## [Work task]
Return each line of the listing that follows in which the string "JSON" can be found.

BEGIN Data records

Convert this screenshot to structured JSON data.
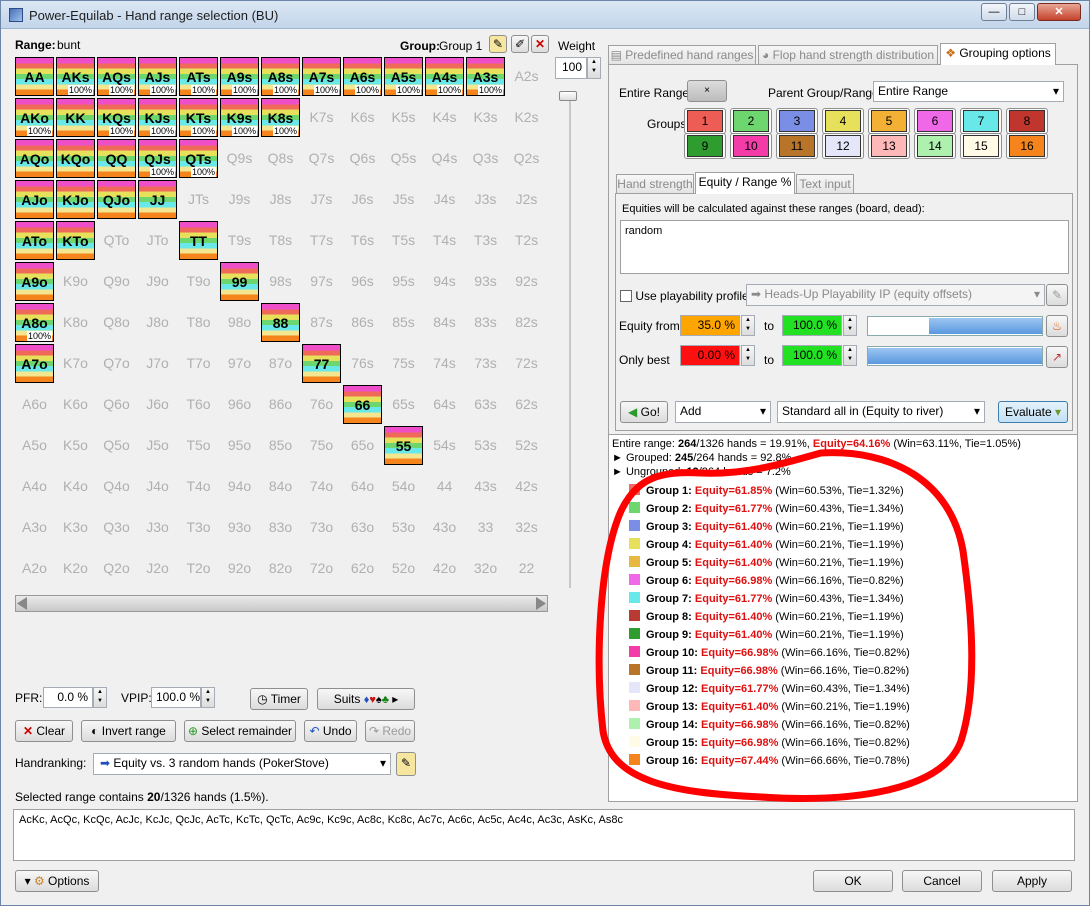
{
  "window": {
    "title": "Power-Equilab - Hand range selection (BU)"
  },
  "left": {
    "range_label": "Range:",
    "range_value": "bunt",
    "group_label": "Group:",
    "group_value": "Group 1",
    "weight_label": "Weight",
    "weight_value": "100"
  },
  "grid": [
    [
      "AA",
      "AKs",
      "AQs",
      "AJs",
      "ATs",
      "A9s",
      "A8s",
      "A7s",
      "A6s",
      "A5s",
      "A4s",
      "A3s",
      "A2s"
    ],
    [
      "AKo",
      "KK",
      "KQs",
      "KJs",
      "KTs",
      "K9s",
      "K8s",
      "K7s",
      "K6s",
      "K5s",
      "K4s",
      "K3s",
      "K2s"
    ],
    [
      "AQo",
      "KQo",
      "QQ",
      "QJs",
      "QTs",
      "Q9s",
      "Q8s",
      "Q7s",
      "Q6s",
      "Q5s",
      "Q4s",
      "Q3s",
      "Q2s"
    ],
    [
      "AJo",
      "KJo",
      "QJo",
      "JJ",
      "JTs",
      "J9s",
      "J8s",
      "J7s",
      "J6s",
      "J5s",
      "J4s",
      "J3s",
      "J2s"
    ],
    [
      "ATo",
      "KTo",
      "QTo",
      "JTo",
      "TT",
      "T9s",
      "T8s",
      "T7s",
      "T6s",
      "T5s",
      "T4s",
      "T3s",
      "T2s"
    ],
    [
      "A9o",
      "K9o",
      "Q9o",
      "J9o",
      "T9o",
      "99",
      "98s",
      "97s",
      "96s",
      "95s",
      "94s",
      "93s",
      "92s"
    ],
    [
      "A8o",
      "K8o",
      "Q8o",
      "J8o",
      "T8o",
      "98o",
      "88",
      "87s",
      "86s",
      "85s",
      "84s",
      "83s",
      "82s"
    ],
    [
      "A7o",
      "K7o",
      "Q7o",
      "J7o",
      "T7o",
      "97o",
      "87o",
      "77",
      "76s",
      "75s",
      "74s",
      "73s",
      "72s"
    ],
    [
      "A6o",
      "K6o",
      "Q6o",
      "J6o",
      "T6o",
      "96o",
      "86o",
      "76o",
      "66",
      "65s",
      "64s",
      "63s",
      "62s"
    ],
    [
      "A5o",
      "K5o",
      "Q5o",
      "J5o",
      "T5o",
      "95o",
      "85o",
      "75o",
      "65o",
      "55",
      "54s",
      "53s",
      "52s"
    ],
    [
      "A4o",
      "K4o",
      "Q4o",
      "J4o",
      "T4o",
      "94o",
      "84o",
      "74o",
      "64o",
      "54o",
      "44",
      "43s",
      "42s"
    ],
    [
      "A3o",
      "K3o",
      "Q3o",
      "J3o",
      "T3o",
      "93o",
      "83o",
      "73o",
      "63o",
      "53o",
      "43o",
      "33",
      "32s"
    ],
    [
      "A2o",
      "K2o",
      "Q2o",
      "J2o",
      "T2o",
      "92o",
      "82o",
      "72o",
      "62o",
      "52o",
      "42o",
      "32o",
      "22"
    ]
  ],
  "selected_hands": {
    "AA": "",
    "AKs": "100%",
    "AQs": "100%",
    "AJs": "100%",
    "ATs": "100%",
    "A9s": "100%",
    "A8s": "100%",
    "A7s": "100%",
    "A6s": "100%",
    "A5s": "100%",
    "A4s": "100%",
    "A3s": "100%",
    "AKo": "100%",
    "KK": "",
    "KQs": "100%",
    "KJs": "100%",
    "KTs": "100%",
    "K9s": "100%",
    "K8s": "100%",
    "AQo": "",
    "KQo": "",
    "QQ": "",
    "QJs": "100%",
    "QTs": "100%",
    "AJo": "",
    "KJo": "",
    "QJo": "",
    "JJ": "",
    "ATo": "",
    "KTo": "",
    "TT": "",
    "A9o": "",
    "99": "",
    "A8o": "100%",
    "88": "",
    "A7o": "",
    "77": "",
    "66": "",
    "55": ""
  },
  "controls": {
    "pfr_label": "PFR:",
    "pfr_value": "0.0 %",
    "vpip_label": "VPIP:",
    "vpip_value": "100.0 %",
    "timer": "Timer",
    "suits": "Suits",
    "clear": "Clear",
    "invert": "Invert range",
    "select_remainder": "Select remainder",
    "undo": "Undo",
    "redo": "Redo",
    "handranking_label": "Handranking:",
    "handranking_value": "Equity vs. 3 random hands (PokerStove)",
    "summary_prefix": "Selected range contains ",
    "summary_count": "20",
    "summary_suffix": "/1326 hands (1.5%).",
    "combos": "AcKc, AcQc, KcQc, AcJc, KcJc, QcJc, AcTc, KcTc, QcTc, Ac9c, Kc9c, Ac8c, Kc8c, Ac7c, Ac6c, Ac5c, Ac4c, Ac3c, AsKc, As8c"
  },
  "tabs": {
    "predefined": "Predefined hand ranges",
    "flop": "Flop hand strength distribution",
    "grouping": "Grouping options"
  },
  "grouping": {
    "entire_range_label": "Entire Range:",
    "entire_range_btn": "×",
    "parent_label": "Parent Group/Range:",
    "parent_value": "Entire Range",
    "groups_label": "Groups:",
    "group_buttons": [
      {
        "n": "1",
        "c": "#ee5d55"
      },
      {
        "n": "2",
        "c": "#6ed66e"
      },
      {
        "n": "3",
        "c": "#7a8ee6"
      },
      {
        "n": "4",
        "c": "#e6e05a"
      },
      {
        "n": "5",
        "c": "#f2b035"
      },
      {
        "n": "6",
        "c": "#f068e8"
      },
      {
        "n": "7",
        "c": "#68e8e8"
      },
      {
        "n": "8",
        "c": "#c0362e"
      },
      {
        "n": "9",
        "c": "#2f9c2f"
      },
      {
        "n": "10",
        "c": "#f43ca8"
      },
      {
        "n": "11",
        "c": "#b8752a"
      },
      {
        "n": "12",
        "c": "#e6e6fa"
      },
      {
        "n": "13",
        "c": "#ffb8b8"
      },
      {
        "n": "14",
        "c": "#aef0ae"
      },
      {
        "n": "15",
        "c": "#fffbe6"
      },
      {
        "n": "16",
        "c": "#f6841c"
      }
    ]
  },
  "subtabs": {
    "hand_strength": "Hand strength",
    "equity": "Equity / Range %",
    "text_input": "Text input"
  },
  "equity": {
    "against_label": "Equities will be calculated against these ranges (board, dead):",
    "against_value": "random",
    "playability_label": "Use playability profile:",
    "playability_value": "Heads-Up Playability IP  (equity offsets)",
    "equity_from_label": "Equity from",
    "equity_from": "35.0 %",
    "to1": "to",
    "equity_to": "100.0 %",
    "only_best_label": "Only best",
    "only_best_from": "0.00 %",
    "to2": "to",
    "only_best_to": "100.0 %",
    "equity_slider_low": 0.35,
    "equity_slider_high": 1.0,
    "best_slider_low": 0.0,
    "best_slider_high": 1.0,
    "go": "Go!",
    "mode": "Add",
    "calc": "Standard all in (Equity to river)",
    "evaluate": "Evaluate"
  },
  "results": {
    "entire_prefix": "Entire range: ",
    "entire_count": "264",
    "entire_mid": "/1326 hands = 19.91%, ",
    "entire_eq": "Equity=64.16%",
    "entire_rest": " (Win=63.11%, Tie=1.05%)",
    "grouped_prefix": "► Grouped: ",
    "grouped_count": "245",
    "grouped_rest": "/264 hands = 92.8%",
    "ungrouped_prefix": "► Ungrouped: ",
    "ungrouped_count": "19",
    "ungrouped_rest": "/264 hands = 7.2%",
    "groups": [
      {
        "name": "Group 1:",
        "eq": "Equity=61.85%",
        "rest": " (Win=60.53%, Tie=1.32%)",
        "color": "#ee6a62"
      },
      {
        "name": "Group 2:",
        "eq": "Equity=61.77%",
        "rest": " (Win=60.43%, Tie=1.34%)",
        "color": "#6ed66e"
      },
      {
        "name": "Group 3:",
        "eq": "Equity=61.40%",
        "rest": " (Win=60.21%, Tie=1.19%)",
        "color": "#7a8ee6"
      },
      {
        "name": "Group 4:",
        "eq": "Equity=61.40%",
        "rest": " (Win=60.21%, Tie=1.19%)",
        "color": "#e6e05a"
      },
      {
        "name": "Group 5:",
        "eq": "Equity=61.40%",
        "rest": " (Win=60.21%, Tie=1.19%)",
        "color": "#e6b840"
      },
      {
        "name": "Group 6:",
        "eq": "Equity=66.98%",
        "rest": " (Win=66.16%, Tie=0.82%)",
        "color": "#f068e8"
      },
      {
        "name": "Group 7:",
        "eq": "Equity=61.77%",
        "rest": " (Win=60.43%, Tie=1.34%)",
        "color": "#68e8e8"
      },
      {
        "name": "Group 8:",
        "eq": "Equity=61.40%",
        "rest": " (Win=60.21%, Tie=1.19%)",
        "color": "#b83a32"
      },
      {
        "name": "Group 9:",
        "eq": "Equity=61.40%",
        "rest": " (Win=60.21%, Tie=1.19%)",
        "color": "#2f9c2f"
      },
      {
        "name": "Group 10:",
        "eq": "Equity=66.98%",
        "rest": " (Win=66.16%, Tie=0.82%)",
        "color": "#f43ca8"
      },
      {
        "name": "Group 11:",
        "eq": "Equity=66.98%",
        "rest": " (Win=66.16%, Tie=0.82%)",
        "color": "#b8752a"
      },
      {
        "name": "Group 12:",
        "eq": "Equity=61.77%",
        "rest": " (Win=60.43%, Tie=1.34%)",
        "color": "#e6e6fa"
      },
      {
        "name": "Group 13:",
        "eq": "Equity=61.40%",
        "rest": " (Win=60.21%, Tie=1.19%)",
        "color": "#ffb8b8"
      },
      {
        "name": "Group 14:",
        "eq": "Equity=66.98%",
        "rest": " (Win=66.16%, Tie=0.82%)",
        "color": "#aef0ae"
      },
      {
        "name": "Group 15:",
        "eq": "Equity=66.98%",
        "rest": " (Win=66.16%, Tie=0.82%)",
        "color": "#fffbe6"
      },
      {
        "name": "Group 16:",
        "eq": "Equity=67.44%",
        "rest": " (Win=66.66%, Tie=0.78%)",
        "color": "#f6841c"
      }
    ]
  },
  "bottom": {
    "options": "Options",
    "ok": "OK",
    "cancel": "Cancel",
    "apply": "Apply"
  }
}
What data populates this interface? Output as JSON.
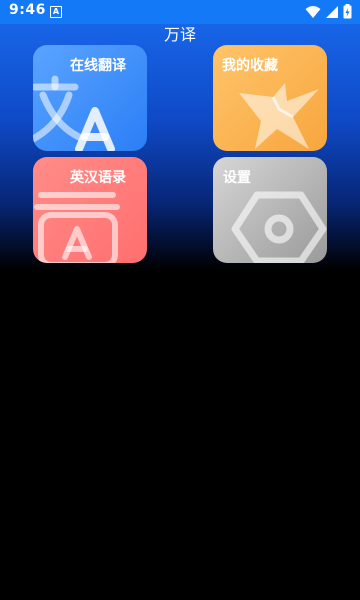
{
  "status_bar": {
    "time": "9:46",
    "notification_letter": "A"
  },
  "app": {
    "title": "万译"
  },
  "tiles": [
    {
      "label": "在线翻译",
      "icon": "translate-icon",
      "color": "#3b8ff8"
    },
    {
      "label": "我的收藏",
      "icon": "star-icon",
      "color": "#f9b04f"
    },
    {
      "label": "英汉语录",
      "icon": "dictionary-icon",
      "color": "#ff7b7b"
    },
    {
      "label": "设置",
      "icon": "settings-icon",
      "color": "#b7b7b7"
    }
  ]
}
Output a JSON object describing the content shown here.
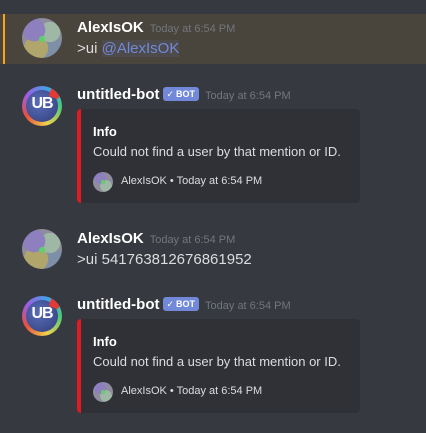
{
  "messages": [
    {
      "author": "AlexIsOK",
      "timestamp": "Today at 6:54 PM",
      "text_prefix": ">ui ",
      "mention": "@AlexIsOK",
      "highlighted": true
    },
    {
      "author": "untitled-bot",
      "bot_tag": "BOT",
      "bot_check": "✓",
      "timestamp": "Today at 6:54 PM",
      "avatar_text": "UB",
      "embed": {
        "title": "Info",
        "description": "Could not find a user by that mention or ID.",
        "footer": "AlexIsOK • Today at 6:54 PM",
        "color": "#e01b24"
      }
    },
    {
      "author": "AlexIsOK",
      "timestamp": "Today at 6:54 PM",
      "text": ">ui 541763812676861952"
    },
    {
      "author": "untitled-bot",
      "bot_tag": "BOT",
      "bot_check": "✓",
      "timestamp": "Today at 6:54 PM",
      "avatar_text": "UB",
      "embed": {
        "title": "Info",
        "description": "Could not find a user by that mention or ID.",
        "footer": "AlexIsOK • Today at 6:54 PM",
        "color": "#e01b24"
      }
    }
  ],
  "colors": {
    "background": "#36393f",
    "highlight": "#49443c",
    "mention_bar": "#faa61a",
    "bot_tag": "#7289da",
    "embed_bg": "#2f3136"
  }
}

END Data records

## [Exercise answer]
Convert this screenshot to structured JSON data.
What data populates this interface? Output as JSON.
Output a JSON object describing the content shown here.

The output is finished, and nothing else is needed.